Among the several findings of the H2020 TEMPO project, the following ones are the main learnings:
- The TEMPO innovations have proven their usefulness in the development and deployment of district heating networks.
- Reducing the return temperature, implementing demand side management features and end-user information/feedback can have additional benefits versus a high-temperature operation as a traditional network operation.
- Further insights into building, system and network behaviour are essential for future projects and a lot of data was gathered from the monitoring campaigns to investigate the DH network operations and to train the data-driven models. The development of a control system needs to start from data analysis, rather than from a modelling perspective.
- Demand side management should be considered from the design phase of a project for easy integration. This will prevent cascading control systems which overrule each other and do not perform the control action. For existing buildings, the integration of TEMPO Innovations is much more challenging.
- Integration of innovations in district heating networks is challenging, and there is a need for system integrators (IT and HVAC), who do this as their daily-to-daily business. Control and control integration is less advanced than expected. The implementation of ICT and monitoring equipment needs to be carefully planned to ensure full connectivity and interoperability.
- Innovations developed in TEMPO made it easier to detect and diagnose suboptimal behaviour in specific buildings. However, legal and organisational hurdles meant that in most cases it was not possible to share the information with the end consumers and carry out audits of the building installations to ascertain the cause of suboptimal behaviour, let alone to remediate the issues rapidly.

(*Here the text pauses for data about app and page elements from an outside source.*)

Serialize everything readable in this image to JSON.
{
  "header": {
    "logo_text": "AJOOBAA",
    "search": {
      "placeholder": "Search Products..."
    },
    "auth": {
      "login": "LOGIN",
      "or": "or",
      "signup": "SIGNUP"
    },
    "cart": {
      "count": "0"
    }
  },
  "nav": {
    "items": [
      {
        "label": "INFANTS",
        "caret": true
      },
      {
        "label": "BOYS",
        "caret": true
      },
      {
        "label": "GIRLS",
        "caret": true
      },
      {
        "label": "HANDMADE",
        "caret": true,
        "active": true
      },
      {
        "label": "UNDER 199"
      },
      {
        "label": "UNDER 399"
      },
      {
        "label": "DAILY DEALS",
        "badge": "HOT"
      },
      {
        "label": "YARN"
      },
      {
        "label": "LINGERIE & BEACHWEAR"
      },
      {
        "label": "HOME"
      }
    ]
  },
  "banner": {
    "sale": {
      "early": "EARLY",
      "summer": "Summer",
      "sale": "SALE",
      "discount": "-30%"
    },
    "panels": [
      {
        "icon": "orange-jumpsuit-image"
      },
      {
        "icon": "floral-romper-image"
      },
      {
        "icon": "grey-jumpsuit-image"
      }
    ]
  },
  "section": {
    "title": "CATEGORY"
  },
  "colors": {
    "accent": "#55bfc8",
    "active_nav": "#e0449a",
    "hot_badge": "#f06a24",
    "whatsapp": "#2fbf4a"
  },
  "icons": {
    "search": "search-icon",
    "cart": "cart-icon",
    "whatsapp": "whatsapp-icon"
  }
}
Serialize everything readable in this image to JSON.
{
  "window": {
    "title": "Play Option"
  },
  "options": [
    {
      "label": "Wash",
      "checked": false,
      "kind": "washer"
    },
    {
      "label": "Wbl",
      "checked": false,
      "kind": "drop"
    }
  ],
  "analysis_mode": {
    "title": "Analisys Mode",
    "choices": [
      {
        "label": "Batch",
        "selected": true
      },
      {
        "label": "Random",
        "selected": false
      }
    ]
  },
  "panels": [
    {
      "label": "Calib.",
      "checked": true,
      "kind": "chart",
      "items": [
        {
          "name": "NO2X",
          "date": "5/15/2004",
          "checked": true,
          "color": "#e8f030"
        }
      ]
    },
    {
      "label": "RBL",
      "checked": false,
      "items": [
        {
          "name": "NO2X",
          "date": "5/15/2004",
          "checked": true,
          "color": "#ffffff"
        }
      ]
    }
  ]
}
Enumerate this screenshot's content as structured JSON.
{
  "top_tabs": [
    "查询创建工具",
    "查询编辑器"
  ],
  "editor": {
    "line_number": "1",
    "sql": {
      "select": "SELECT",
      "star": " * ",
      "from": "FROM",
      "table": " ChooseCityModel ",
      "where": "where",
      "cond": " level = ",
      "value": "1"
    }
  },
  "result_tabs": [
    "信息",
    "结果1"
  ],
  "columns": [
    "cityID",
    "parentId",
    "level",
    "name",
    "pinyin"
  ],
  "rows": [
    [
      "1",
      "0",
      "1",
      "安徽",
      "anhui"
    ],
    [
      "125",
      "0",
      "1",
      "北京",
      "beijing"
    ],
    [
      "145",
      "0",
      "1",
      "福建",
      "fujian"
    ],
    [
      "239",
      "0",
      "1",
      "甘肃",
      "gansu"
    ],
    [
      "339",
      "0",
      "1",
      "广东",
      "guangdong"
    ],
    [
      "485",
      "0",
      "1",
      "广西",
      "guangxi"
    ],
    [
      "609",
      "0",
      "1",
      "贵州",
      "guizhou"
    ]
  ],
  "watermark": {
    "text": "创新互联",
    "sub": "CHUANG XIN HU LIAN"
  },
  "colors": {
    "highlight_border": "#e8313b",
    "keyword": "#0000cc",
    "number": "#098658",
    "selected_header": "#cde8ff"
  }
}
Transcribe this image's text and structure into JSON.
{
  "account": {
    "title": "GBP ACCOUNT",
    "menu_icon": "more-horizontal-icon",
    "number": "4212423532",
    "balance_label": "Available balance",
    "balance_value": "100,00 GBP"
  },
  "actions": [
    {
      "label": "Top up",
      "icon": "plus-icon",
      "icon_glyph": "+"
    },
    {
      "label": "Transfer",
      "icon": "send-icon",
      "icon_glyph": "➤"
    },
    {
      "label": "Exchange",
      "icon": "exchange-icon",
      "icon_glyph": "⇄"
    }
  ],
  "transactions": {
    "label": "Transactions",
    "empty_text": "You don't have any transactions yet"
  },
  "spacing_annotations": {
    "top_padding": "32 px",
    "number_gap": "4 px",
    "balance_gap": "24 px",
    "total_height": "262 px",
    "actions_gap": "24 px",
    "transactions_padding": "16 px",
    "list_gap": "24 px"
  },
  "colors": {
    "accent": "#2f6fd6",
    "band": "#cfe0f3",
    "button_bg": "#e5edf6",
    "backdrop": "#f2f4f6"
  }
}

All demonstrations have delivered highly relevant lessons for further market roll out of the innovations (e.g., adaptability, maturity, future investigations needed) that will be made accessible e.g., as part of the exploitation and replication activities.